→ **ENTRIES PROVIDED**
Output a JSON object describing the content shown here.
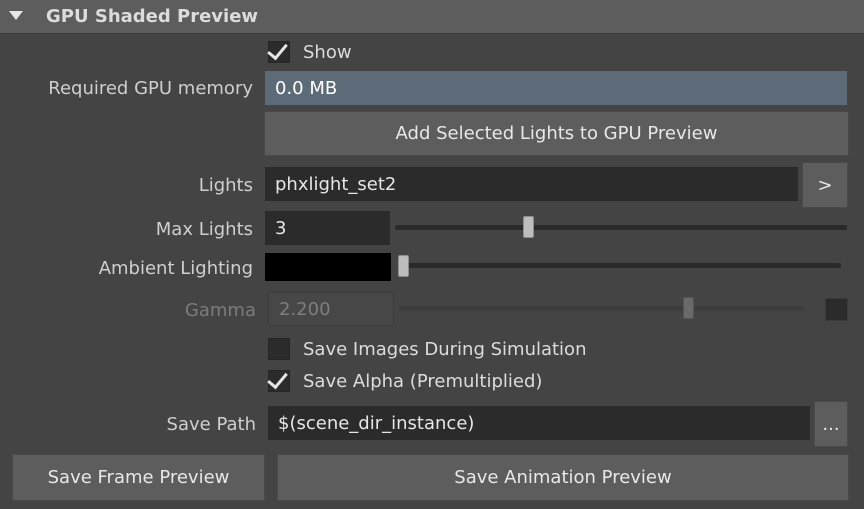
{
  "section": {
    "title": "GPU Shaded Preview"
  },
  "show": {
    "label": "Show",
    "checked": true
  },
  "gpu_memory": {
    "label": "Required GPU memory",
    "value": "0.0 MB"
  },
  "add_lights_button": "Add Selected Lights to GPU Preview",
  "lights": {
    "label": "Lights",
    "value": "phxlight_set2",
    "button": ">"
  },
  "max_lights": {
    "label": "Max Lights",
    "value": "3",
    "slider_fraction": 0.29
  },
  "ambient": {
    "label": "Ambient Lighting",
    "color": "#000000",
    "slider_fraction": 0.0
  },
  "gamma": {
    "label": "Gamma",
    "value": "2.200",
    "slider_fraction": 0.72,
    "enabled": false
  },
  "save_images": {
    "label": "Save Images During Simulation",
    "checked": false
  },
  "save_alpha": {
    "label": "Save Alpha (Premultiplied)",
    "checked": true
  },
  "save_path": {
    "label": "Save Path",
    "value": "$(scene_dir_instance)",
    "button": "..."
  },
  "footer": {
    "save_frame": "Save Frame Preview",
    "save_animation": "Save Animation Preview"
  }
}
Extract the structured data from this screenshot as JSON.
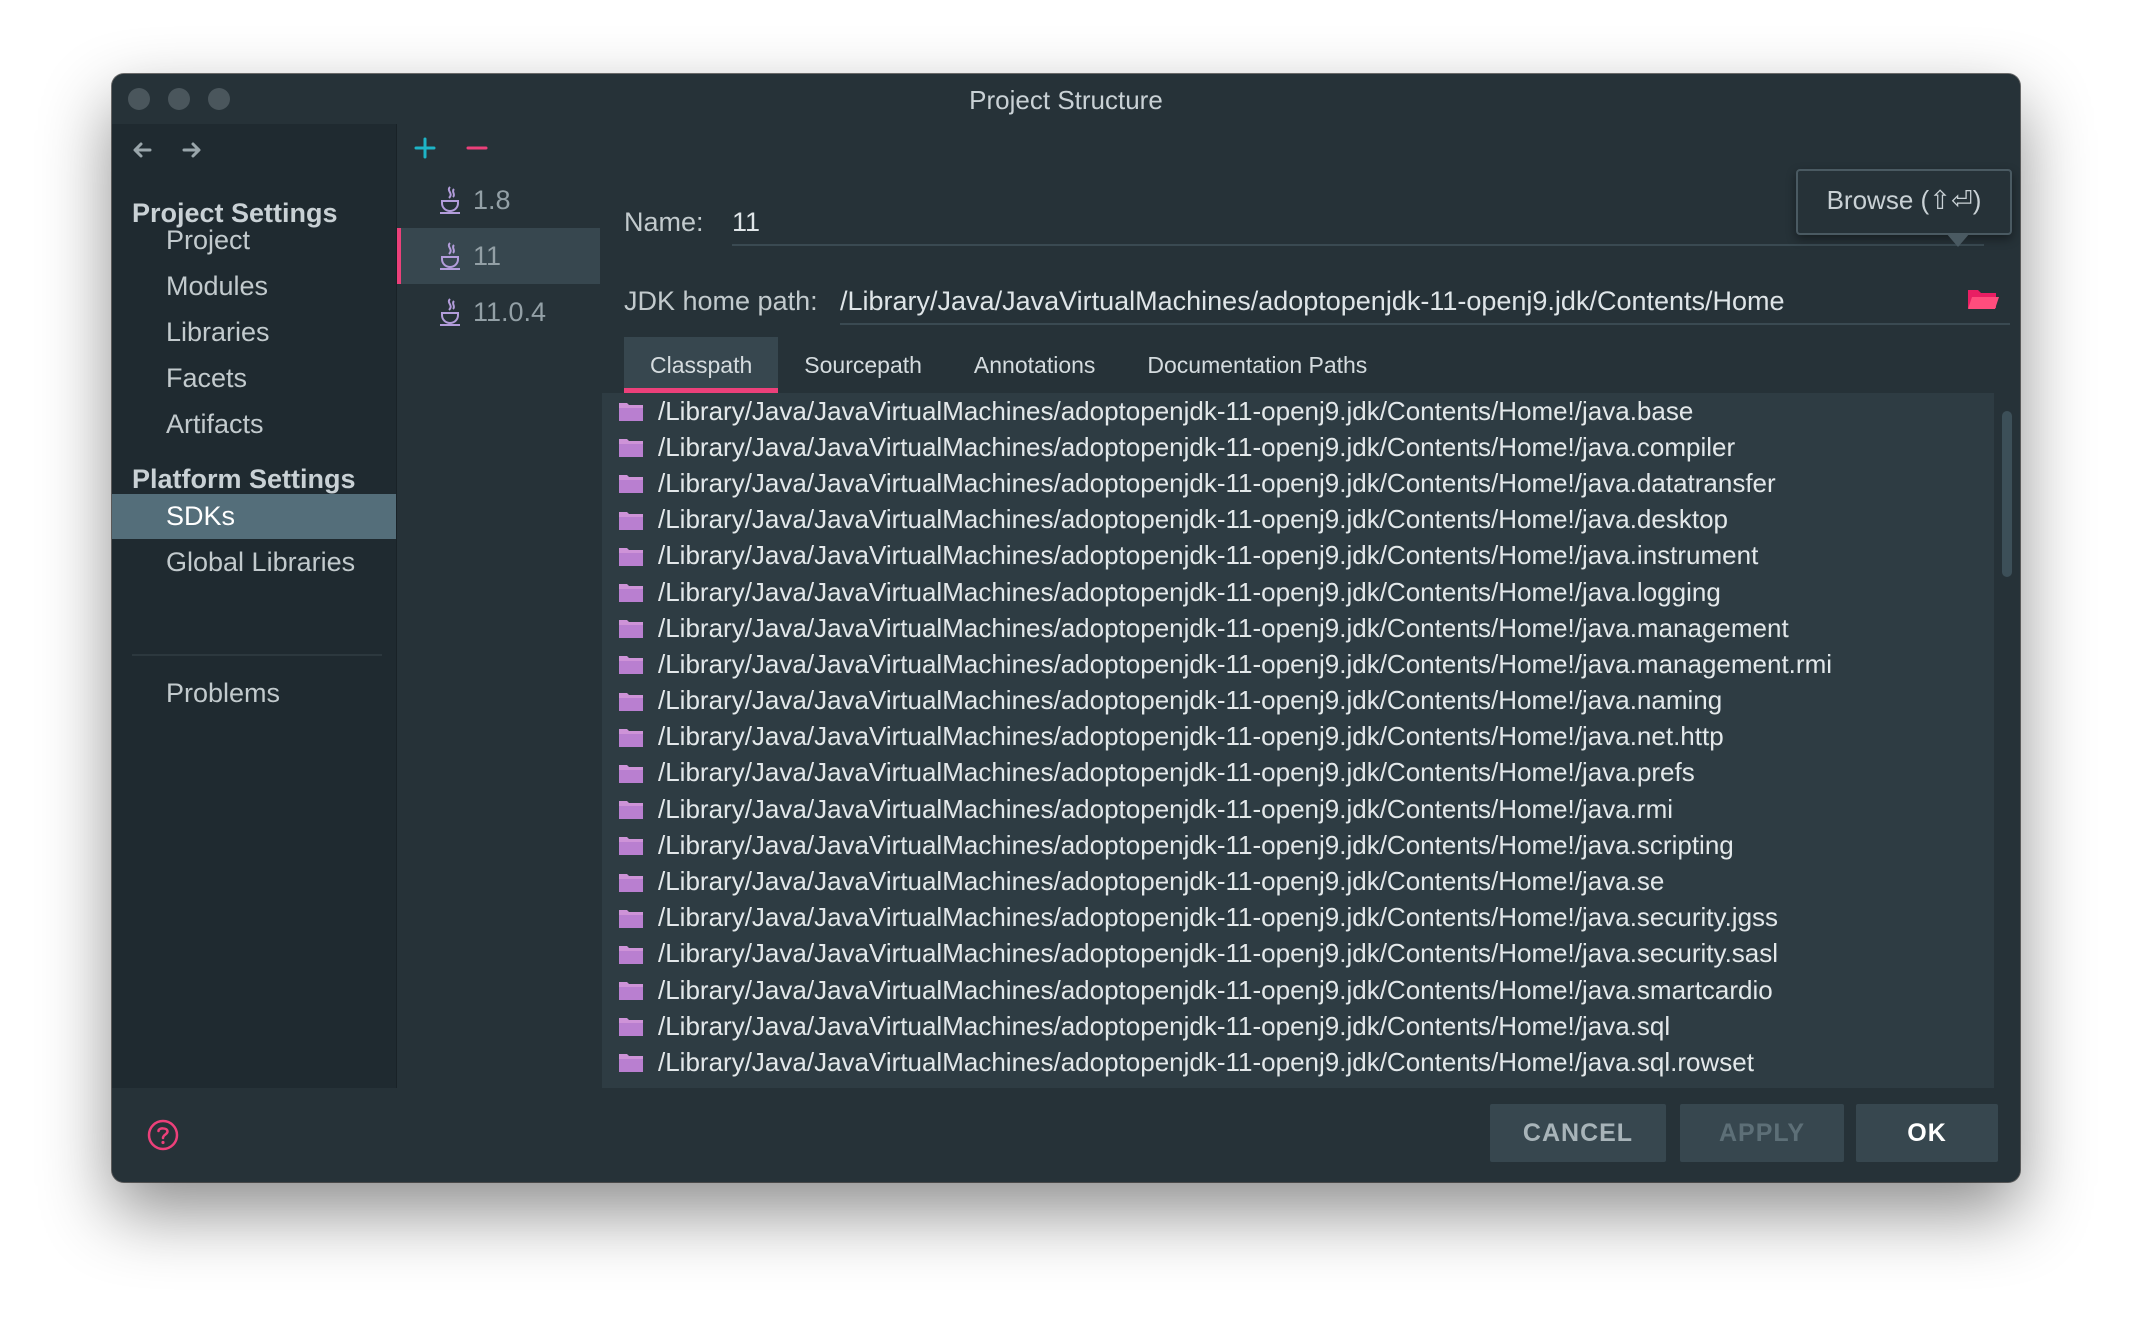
{
  "window": {
    "title": "Project Structure"
  },
  "colors": {
    "accent": "#ec407a",
    "add": "#1db4c6",
    "folder": "#ce93d8",
    "selection": "#546e7a"
  },
  "sidebar": {
    "groups": [
      {
        "label": "Project Settings",
        "items": [
          "Project",
          "Modules",
          "Libraries",
          "Facets",
          "Artifacts"
        ]
      },
      {
        "label": "Platform Settings",
        "items": [
          "SDKs",
          "Global Libraries"
        ]
      }
    ],
    "selected": "SDKs",
    "problems": "Problems"
  },
  "sdks": {
    "items": [
      "1.8",
      "11",
      "11.0.4"
    ],
    "selected": "11"
  },
  "form": {
    "name_label": "Name:",
    "name_value": "11",
    "jdk_label": "JDK home path:",
    "jdk_value": "/Library/Java/JavaVirtualMachines/adoptopenjdk-11-openj9.jdk/Contents/Home",
    "browse_tooltip": "Browse (⇧⏎)"
  },
  "tabs": [
    "Classpath",
    "Sourcepath",
    "Annotations",
    "Documentation Paths"
  ],
  "active_tab": "Classpath",
  "classpath": [
    "/Library/Java/JavaVirtualMachines/adoptopenjdk-11-openj9.jdk/Contents/Home!/java.base",
    "/Library/Java/JavaVirtualMachines/adoptopenjdk-11-openj9.jdk/Contents/Home!/java.compiler",
    "/Library/Java/JavaVirtualMachines/adoptopenjdk-11-openj9.jdk/Contents/Home!/java.datatransfer",
    "/Library/Java/JavaVirtualMachines/adoptopenjdk-11-openj9.jdk/Contents/Home!/java.desktop",
    "/Library/Java/JavaVirtualMachines/adoptopenjdk-11-openj9.jdk/Contents/Home!/java.instrument",
    "/Library/Java/JavaVirtualMachines/adoptopenjdk-11-openj9.jdk/Contents/Home!/java.logging",
    "/Library/Java/JavaVirtualMachines/adoptopenjdk-11-openj9.jdk/Contents/Home!/java.management",
    "/Library/Java/JavaVirtualMachines/adoptopenjdk-11-openj9.jdk/Contents/Home!/java.management.rmi",
    "/Library/Java/JavaVirtualMachines/adoptopenjdk-11-openj9.jdk/Contents/Home!/java.naming",
    "/Library/Java/JavaVirtualMachines/adoptopenjdk-11-openj9.jdk/Contents/Home!/java.net.http",
    "/Library/Java/JavaVirtualMachines/adoptopenjdk-11-openj9.jdk/Contents/Home!/java.prefs",
    "/Library/Java/JavaVirtualMachines/adoptopenjdk-11-openj9.jdk/Contents/Home!/java.rmi",
    "/Library/Java/JavaVirtualMachines/adoptopenjdk-11-openj9.jdk/Contents/Home!/java.scripting",
    "/Library/Java/JavaVirtualMachines/adoptopenjdk-11-openj9.jdk/Contents/Home!/java.se",
    "/Library/Java/JavaVirtualMachines/adoptopenjdk-11-openj9.jdk/Contents/Home!/java.security.jgss",
    "/Library/Java/JavaVirtualMachines/adoptopenjdk-11-openj9.jdk/Contents/Home!/java.security.sasl",
    "/Library/Java/JavaVirtualMachines/adoptopenjdk-11-openj9.jdk/Contents/Home!/java.smartcardio",
    "/Library/Java/JavaVirtualMachines/adoptopenjdk-11-openj9.jdk/Contents/Home!/java.sql",
    "/Library/Java/JavaVirtualMachines/adoptopenjdk-11-openj9.jdk/Contents/Home!/java.sql.rowset"
  ],
  "buttons": {
    "cancel": "CANCEL",
    "apply": "APPLY",
    "ok": "OK"
  },
  "icons": {
    "back": "arrow-left-icon",
    "forward": "arrow-right-icon",
    "add": "plus-icon",
    "remove": "minus-icon",
    "sdk": "java-cup-icon",
    "folder": "folder-icon",
    "help": "question-icon"
  }
}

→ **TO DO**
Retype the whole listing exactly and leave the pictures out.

→ **TASK RESPONSE**
Output a JSON object describing the content shown here.
{
  "section": {
    "title": "GPU Shaded Preview"
  },
  "show": {
    "label": "Show",
    "checked": true
  },
  "gpu_memory": {
    "label": "Required GPU memory",
    "value": "0.0 MB"
  },
  "add_lights_button": "Add Selected Lights to GPU Preview",
  "lights": {
    "label": "Lights",
    "value": "phxlight_set2",
    "button": ">"
  },
  "max_lights": {
    "label": "Max Lights",
    "value": "3",
    "slider_fraction": 0.29
  },
  "ambient": {
    "label": "Ambient Lighting",
    "color": "#000000",
    "slider_fraction": 0.0
  },
  "gamma": {
    "label": "Gamma",
    "value": "2.200",
    "slider_fraction": 0.72,
    "enabled": false
  },
  "save_images": {
    "label": "Save Images During Simulation",
    "checked": false
  },
  "save_alpha": {
    "label": "Save Alpha (Premultiplied)",
    "checked": true
  },
  "save_path": {
    "label": "Save Path",
    "value": "$(scene_dir_instance)",
    "button": "..."
  },
  "footer": {
    "save_frame": "Save Frame Preview",
    "save_animation": "Save Animation Preview"
  }
}
Extract the structured data from this screenshot as JSON.
{
  "window": {
    "title": "Project Structure"
  },
  "colors": {
    "accent": "#ec407a",
    "add": "#1db4c6",
    "folder": "#ce93d8",
    "selection": "#546e7a"
  },
  "sidebar": {
    "groups": [
      {
        "label": "Project Settings",
        "items": [
          "Project",
          "Modules",
          "Libraries",
          "Facets",
          "Artifacts"
        ]
      },
      {
        "label": "Platform Settings",
        "items": [
          "SDKs",
          "Global Libraries"
        ]
      }
    ],
    "selected": "SDKs",
    "problems": "Problems"
  },
  "sdks": {
    "items": [
      "1.8",
      "11",
      "11.0.4"
    ],
    "selected": "11"
  },
  "form": {
    "name_label": "Name:",
    "name_value": "11",
    "jdk_label": "JDK home path:",
    "jdk_value": "/Library/Java/JavaVirtualMachines/adoptopenjdk-11-openj9.jdk/Contents/Home",
    "browse_tooltip": "Browse (⇧⏎)"
  },
  "tabs": [
    "Classpath",
    "Sourcepath",
    "Annotations",
    "Documentation Paths"
  ],
  "active_tab": "Classpath",
  "classpath": [
    "/Library/Java/JavaVirtualMachines/adoptopenjdk-11-openj9.jdk/Contents/Home!/java.base",
    "/Library/Java/JavaVirtualMachines/adoptopenjdk-11-openj9.jdk/Contents/Home!/java.compiler",
    "/Library/Java/JavaVirtualMachines/adoptopenjdk-11-openj9.jdk/Contents/Home!/java.datatransfer",
    "/Library/Java/JavaVirtualMachines/adoptopenjdk-11-openj9.jdk/Contents/Home!/java.desktop",
    "/Library/Java/JavaVirtualMachines/adoptopenjdk-11-openj9.jdk/Contents/Home!/java.instrument",
    "/Library/Java/JavaVirtualMachines/adoptopenjdk-11-openj9.jdk/Contents/Home!/java.logging",
    "/Library/Java/JavaVirtualMachines/adoptopenjdk-11-openj9.jdk/Contents/Home!/java.management",
    "/Library/Java/JavaVirtualMachines/adoptopenjdk-11-openj9.jdk/Contents/Home!/java.management.rmi",
    "/Library/Java/JavaVirtualMachines/adoptopenjdk-11-openj9.jdk/Contents/Home!/java.naming",
    "/Library/Java/JavaVirtualMachines/adoptopenjdk-11-openj9.jdk/Contents/Home!/java.net.http",
    "/Library/Java/JavaVirtualMachines/adoptopenjdk-11-openj9.jdk/Contents/Home!/java.prefs",
    "/Library/Java/JavaVirtualMachines/adoptopenjdk-11-openj9.jdk/Contents/Home!/java.rmi",
    "/Library/Java/JavaVirtualMachines/adoptopenjdk-11-openj9.jdk/Contents/Home!/java.scripting",
    "/Library/Java/JavaVirtualMachines/adoptopenjdk-11-openj9.jdk/Contents/Home!/java.se",
    "/Library/Java/JavaVirtualMachines/adoptopenjdk-11-openj9.jdk/Contents/Home!/java.security.jgss",
    "/Library/Java/JavaVirtualMachines/adoptopenjdk-11-openj9.jdk/Contents/Home!/java.security.sasl",
    "/Library/Java/JavaVirtualMachines/adoptopenjdk-11-openj9.jdk/Contents/Home!/java.smartcardio",
    "/Library/Java/JavaVirtualMachines/adoptopenjdk-11-openj9.jdk/Contents/Home!/java.sql",
    "/Library/Java/JavaVirtualMachines/adoptopenjdk-11-openj9.jdk/Contents/Home!/java.sql.rowset"
  ],
  "buttons": {
    "cancel": "CANCEL",
    "apply": "APPLY",
    "ok": "OK"
  },
  "icons": {
    "back": "arrow-left-icon",
    "forward": "arrow-right-icon",
    "add": "plus-icon",
    "remove": "minus-icon",
    "sdk": "java-cup-icon",
    "folder": "folder-icon",
    "help": "question-icon"
  }
}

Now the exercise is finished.